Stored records
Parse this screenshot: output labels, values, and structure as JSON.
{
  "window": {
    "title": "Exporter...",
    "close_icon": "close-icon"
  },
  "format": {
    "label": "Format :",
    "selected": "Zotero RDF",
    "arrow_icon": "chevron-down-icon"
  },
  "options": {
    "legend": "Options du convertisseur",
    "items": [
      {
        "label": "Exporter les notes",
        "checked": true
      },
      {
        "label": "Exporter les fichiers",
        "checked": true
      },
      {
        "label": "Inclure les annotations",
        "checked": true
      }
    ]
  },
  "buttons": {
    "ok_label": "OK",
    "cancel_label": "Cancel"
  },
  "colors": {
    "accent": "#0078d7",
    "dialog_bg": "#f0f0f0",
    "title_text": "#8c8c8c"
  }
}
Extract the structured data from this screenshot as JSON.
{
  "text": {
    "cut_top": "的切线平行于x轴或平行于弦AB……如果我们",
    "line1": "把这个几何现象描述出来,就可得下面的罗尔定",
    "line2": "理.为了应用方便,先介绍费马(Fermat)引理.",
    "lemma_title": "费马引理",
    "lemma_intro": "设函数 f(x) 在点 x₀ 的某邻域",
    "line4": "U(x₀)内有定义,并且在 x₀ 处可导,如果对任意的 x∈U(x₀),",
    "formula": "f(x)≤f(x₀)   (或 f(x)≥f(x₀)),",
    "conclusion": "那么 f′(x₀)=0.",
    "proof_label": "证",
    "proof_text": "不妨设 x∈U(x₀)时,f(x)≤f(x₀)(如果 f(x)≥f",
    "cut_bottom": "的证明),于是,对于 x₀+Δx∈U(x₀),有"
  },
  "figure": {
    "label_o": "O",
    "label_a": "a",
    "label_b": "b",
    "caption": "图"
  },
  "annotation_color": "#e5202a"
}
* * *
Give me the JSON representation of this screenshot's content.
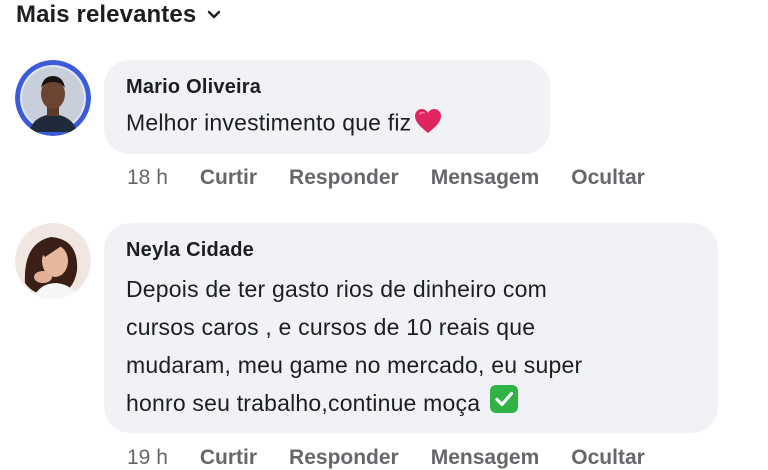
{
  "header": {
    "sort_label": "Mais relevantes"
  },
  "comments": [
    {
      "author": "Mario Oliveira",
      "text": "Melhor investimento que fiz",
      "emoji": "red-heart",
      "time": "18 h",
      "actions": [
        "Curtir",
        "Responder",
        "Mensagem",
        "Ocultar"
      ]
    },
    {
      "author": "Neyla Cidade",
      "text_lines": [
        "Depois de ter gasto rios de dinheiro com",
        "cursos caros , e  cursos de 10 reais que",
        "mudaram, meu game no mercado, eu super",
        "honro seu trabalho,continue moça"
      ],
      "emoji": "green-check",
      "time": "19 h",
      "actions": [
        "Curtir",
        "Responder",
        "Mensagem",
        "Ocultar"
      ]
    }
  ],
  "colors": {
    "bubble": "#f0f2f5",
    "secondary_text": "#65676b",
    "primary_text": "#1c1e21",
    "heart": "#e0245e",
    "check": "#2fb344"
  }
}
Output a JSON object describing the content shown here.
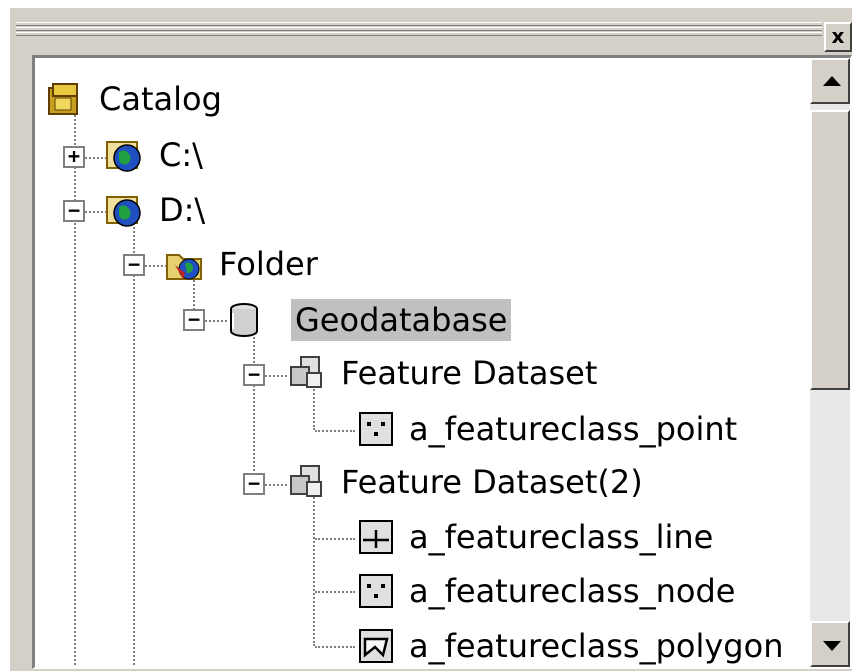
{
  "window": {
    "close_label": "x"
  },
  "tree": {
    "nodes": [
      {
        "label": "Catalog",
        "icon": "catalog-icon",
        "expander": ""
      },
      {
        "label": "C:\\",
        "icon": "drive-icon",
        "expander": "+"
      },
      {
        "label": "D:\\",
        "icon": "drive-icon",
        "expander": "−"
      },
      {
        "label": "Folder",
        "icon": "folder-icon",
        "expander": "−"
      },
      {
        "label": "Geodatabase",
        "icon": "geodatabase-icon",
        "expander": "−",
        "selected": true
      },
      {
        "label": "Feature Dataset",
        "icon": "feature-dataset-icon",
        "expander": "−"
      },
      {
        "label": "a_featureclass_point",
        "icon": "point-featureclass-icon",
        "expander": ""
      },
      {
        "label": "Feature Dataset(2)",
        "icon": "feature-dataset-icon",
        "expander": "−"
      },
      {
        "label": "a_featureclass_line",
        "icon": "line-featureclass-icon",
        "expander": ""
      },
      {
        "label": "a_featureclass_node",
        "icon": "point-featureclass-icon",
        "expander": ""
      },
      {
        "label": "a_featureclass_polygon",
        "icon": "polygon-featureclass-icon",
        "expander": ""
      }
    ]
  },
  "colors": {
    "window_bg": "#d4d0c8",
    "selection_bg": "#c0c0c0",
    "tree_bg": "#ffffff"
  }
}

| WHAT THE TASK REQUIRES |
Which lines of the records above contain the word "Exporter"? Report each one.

| EXERCISE OUTPUT |
    "title": "Exporter...",
        "label": "Exporter les notes",
        "label": "Exporter les fichiers",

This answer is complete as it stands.